Problem details ->
Write the records out once more, exactly as they are given.

[Excerpts from an interface dataset]

==============================

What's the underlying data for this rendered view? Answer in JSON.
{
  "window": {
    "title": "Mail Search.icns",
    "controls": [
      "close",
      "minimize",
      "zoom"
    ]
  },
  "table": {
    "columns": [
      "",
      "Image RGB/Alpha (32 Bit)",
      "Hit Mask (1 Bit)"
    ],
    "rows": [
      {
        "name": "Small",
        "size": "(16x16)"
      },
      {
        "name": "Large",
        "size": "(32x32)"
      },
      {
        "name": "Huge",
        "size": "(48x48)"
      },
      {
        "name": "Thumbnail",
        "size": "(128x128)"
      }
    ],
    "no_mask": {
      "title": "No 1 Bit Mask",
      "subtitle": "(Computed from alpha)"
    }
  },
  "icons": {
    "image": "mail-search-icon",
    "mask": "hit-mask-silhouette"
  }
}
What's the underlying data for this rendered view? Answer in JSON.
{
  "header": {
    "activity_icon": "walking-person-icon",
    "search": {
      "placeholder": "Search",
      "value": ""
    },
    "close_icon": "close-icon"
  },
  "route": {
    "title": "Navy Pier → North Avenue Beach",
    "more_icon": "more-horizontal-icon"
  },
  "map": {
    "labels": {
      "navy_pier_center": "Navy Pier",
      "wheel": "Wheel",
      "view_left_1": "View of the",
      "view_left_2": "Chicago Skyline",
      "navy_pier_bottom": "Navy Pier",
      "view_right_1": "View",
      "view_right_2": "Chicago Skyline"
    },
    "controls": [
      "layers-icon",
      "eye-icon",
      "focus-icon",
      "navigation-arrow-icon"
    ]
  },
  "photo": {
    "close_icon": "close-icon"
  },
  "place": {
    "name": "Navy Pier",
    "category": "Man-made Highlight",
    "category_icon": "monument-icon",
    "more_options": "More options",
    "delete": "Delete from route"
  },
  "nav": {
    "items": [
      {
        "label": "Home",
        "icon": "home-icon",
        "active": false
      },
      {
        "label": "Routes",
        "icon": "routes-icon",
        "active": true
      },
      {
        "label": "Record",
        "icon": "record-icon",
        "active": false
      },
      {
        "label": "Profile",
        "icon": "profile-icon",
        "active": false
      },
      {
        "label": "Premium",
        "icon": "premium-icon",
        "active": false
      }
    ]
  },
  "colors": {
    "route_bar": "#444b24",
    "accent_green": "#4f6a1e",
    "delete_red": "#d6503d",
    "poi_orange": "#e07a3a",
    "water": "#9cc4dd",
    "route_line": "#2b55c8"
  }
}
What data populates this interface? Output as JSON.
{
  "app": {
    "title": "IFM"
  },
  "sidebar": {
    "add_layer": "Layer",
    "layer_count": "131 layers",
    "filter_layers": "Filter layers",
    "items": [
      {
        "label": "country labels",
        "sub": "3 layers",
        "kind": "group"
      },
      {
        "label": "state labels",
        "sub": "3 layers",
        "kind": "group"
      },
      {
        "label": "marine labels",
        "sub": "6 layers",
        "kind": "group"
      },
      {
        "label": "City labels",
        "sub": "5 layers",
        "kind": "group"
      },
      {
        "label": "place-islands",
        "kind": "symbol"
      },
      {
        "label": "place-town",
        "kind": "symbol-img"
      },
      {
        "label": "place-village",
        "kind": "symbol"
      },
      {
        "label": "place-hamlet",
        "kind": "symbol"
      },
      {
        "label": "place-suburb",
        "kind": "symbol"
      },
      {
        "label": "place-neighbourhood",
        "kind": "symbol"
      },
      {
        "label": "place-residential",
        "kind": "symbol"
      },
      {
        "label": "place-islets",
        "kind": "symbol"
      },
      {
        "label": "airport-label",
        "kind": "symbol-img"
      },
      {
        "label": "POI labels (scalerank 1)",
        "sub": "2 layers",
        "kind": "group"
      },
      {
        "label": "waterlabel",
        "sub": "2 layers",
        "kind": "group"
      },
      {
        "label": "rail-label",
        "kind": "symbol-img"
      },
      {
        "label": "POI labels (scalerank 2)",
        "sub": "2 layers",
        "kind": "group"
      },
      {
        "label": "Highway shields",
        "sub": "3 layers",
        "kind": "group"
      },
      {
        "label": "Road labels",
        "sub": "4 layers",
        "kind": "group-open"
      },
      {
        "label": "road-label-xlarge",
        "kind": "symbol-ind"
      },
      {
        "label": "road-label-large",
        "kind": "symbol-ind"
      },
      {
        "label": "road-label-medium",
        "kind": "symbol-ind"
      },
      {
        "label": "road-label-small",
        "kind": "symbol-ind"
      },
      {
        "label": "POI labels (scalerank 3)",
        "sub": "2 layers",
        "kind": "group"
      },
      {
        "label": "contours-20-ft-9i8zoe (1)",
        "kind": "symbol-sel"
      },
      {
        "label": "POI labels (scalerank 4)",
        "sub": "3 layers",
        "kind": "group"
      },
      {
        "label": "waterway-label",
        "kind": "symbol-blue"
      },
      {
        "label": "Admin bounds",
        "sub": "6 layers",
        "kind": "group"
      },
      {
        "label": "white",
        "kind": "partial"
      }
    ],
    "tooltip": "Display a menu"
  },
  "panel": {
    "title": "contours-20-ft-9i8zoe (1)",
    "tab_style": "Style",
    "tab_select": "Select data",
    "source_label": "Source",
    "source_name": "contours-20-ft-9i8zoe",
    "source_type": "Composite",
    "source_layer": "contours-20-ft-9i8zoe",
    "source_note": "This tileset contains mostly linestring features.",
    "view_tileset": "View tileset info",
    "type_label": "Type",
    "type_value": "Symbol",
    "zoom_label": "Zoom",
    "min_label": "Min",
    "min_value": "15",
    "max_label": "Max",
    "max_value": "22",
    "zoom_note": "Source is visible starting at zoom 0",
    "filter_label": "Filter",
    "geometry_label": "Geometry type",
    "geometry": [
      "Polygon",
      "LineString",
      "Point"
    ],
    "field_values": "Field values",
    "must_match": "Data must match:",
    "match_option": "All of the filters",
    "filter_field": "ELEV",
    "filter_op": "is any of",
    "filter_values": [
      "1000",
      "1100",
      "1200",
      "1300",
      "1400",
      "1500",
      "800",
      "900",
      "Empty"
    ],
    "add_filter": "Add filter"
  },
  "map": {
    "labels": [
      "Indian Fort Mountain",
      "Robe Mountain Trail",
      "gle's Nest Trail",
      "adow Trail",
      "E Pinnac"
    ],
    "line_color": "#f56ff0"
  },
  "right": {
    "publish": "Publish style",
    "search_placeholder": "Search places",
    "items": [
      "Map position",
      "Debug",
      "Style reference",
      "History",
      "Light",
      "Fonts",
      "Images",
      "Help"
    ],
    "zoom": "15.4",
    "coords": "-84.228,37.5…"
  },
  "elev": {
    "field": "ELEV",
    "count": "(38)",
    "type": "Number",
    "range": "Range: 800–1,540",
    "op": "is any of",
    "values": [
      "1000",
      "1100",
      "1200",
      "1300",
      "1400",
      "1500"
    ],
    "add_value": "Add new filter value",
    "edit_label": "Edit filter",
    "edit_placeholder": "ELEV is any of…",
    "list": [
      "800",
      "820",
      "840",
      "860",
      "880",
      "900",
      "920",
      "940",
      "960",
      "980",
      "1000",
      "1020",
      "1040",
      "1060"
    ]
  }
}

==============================

Result of this task ->
What's the underlying data for this rendered view? Answer in JSON.
{
  "window": {
    "title": "Mail Search.icns",
    "controls": [
      "close",
      "minimize",
      "zoom"
    ]
  },
  "table": {
    "columns": [
      "",
      "Image RGB/Alpha (32 Bit)",
      "Hit Mask (1 Bit)"
    ],
    "rows": [
      {
        "name": "Small",
        "size": "(16x16)"
      },
      {
        "name": "Large",
        "size": "(32x32)"
      },
      {
        "name": "Huge",
        "size": "(48x48)"
      },
      {
        "name": "Thumbnail",
        "size": "(128x128)"
      }
    ],
    "no_mask": {
      "title": "No 1 Bit Mask",
      "subtitle": "(Computed from alpha)"
    }
  },
  "icons": {
    "image": "mail-search-icon",
    "mask": "hit-mask-silhouette"
  }
}
What's the underlying data for this rendered view? Answer in JSON.
{
  "header": {
    "activity_icon": "walking-person-icon",
    "search": {
      "placeholder": "Search",
      "value": ""
    },
    "close_icon": "close-icon"
  },
  "route": {
    "title": "Navy Pier → North Avenue Beach",
    "more_icon": "more-horizontal-icon"
  },
  "map": {
    "labels": {
      "navy_pier_center": "Navy Pier",
      "wheel": "Wheel",
      "view_left_1": "View of the",
      "view_left_2": "Chicago Skyline",
      "navy_pier_bottom": "Navy Pier",
      "view_right_1": "View",
      "view_right_2": "Chicago Skyline"
    },
    "controls": [
      "layers-icon",
      "eye-icon",
      "focus-icon",
      "navigation-arrow-icon"
    ]
  },
  "photo": {
    "close_icon": "close-icon"
  },
  "place": {
    "name": "Navy Pier",
    "category": "Man-made Highlight",
    "category_icon": "monument-icon",
    "more_options": "More options",
    "delete": "Delete from route"
  },
  "nav": {
    "items": [
      {
        "label": "Home",
        "icon": "home-icon",
        "active": false
      },
      {
        "label": "Routes",
        "icon": "routes-icon",
        "active": true
      },
      {
        "label": "Record",
        "icon": "record-icon",
        "active": false
      },
      {
        "label": "Profile",
        "icon": "profile-icon",
        "active": false
      },
      {
        "label": "Premium",
        "icon": "premium-icon",
        "active": false
      }
    ]
  },
  "colors": {
    "route_bar": "#444b24",
    "accent_green": "#4f6a1e",
    "delete_red": "#d6503d",
    "poi_orange": "#e07a3a",
    "water": "#9cc4dd",
    "route_line": "#2b55c8"
  }
}
What data populates this interface? Output as JSON.
{
  "app": {
    "title": "IFM"
  },
  "sidebar": {
    "add_layer": "Layer",
    "layer_count": "131 layers",
    "filter_layers": "Filter layers",
    "items": [
      {
        "label": "country labels",
        "sub": "3 layers",
        "kind": "group"
      },
      {
        "label": "state labels",
        "sub": "3 layers",
        "kind": "group"
      },
      {
        "label": "marine labels",
        "sub": "6 layers",
        "kind": "group"
      },
      {
        "label": "City labels",
        "sub": "5 layers",
        "kind": "group"
      },
      {
        "label": "place-islands",
        "kind": "symbol"
      },
      {
        "label": "place-town",
        "kind": "symbol-img"
      },
      {
        "label": "place-village",
        "kind": "symbol"
      },
      {
        "label": "place-hamlet",
        "kind": "symbol"
      },
      {
        "label": "place-suburb",
        "kind": "symbol"
      },
      {
        "label": "place-neighbourhood",
        "kind": "symbol"
      },
      {
        "label": "place-residential",
        "kind": "symbol"
      },
      {
        "label": "place-islets",
        "kind": "symbol"
      },
      {
        "label": "airport-label",
        "kind": "symbol-img"
      },
      {
        "label": "POI labels (scalerank 1)",
        "sub": "2 layers",
        "kind": "group"
      },
      {
        "label": "waterlabel",
        "sub": "2 layers",
        "kind": "group"
      },
      {
        "label": "rail-label",
        "kind": "symbol-img"
      },
      {
        "label": "POI labels (scalerank 2)",
        "sub": "2 layers",
        "kind": "group"
      },
      {
        "label": "Highway shields",
        "sub": "3 layers",
        "kind": "group"
      },
      {
        "label": "Road labels",
        "sub": "4 layers",
        "kind": "group-open"
      },
      {
        "label": "road-label-xlarge",
        "kind": "symbol-ind"
      },
      {
        "label": "road-label-large",
        "kind": "symbol-ind"
      },
      {
        "label": "road-label-medium",
        "kind": "symbol-ind"
      },
      {
        "label": "road-label-small",
        "kind": "symbol-ind"
      },
      {
        "label": "POI labels (scalerank 3)",
        "sub": "2 layers",
        "kind": "group"
      },
      {
        "label": "contours-20-ft-9i8zoe (1)",
        "kind": "symbol-sel"
      },
      {
        "label": "POI labels (scalerank 4)",
        "sub": "3 layers",
        "kind": "group"
      },
      {
        "label": "waterway-label",
        "kind": "symbol-blue"
      },
      {
        "label": "Admin bounds",
        "sub": "6 layers",
        "kind": "group"
      },
      {
        "label": "white",
        "kind": "partial"
      }
    ],
    "tooltip": "Display a menu"
  },
  "panel": {
    "title": "contours-20-ft-9i8zoe (1)",
    "tab_style": "Style",
    "tab_select": "Select data",
    "source_label": "Source",
    "source_name": "contours-20-ft-9i8zoe",
    "source_type": "Composite",
    "source_layer": "contours-20-ft-9i8zoe",
    "source_note": "This tileset contains mostly linestring features.",
    "view_tileset": "View tileset info",
    "type_label": "Type",
    "type_value": "Symbol",
    "zoom_label": "Zoom",
    "min_label": "Min",
    "min_value": "15",
    "max_label": "Max",
    "max_value": "22",
    "zoom_note": "Source is visible starting at zoom 0",
    "filter_label": "Filter",
    "geometry_label": "Geometry type",
    "geometry": [
      "Polygon",
      "LineString",
      "Point"
    ],
    "field_values": "Field values",
    "must_match": "Data must match:",
    "match_option": "All of the filters",
    "filter_field": "ELEV",
    "filter_op": "is any of",
    "filter_values": [
      "1000",
      "1100",
      "1200",
      "1300",
      "1400",
      "1500",
      "800",
      "900",
      "Empty"
    ],
    "add_filter": "Add filter"
  },
  "map": {
    "labels": [
      "Indian Fort Mountain",
      "Robe Mountain Trail",
      "gle's Nest Trail",
      "adow Trail",
      "E Pinnac"
    ],
    "line_color": "#f56ff0"
  },
  "right": {
    "publish": "Publish style",
    "search_placeholder": "Search places",
    "items": [
      "Map position",
      "Debug",
      "Style reference",
      "History",
      "Light",
      "Fonts",
      "Images",
      "Help"
    ],
    "zoom": "15.4",
    "coords": "-84.228,37.5…"
  },
  "elev": {
    "field": "ELEV",
    "count": "(38)",
    "type": "Number",
    "range": "Range: 800–1,540",
    "op": "is any of",
    "values": [
      "1000",
      "1100",
      "1200",
      "1300",
      "1400",
      "1500"
    ],
    "add_value": "Add new filter value",
    "edit_label": "Edit filter",
    "edit_placeholder": "ELEV is any of…",
    "list": [
      "800",
      "820",
      "840",
      "860",
      "880",
      "900",
      "920",
      "940",
      "960",
      "980",
      "1000",
      "1020",
      "1040",
      "1060"
    ]
  }
}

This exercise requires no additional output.